This practice offers a variant spin on our current conception of the phrase “to have” someone. The Victorians claimed ownership over the bodies of their beloveds by transforming them into ornament. Not only was this ownership asserted very visually and concretely to others, it also symbolized a triumph over the inevitable: estrangement, death. Everyone knows that hair is dead from the moment it becomes visible on the scalp, but even so, The Victorians so delicately curated these lustrous and dead clumps to symbolize vivacity, sexuality, and the eternal.
Soon after the invention of the daguerreotype in 1839, however, hair jewelry became less trendy. People could now carry flattened, shrunken images of their loved ones. By the mid 1840’s, the middle of The Victorian era, the daguerreotype was made relatively accessible and affordable to the public.
The slow shudder speed, however, forced subjects to sit still for uncomfortably long periods of time.

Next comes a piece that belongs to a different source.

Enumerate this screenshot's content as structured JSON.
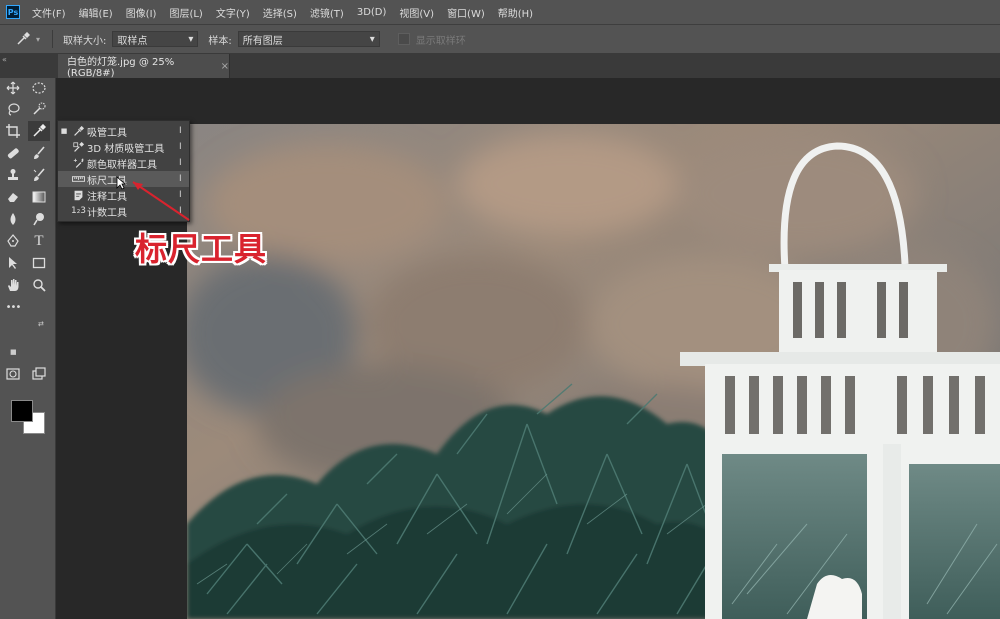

Thus, the daguerreotype was initially used to memorialize the dead, who had no qualms sitting without blinking for over a minute. Photographers concocted methods of propping up corpses or shrouding them in blankets to make it appear that they were leaning on a sofa or merely resting. Mothers could carry the black and white image of their deceased children with healthy rouge superimposed on their cheeks. In this way we got closer to our ultimate desire to possess the people we love, to own them in a constant, albeit fabricated, state, to lessen the sting of death and departure. Desire shape-shifted into a new era.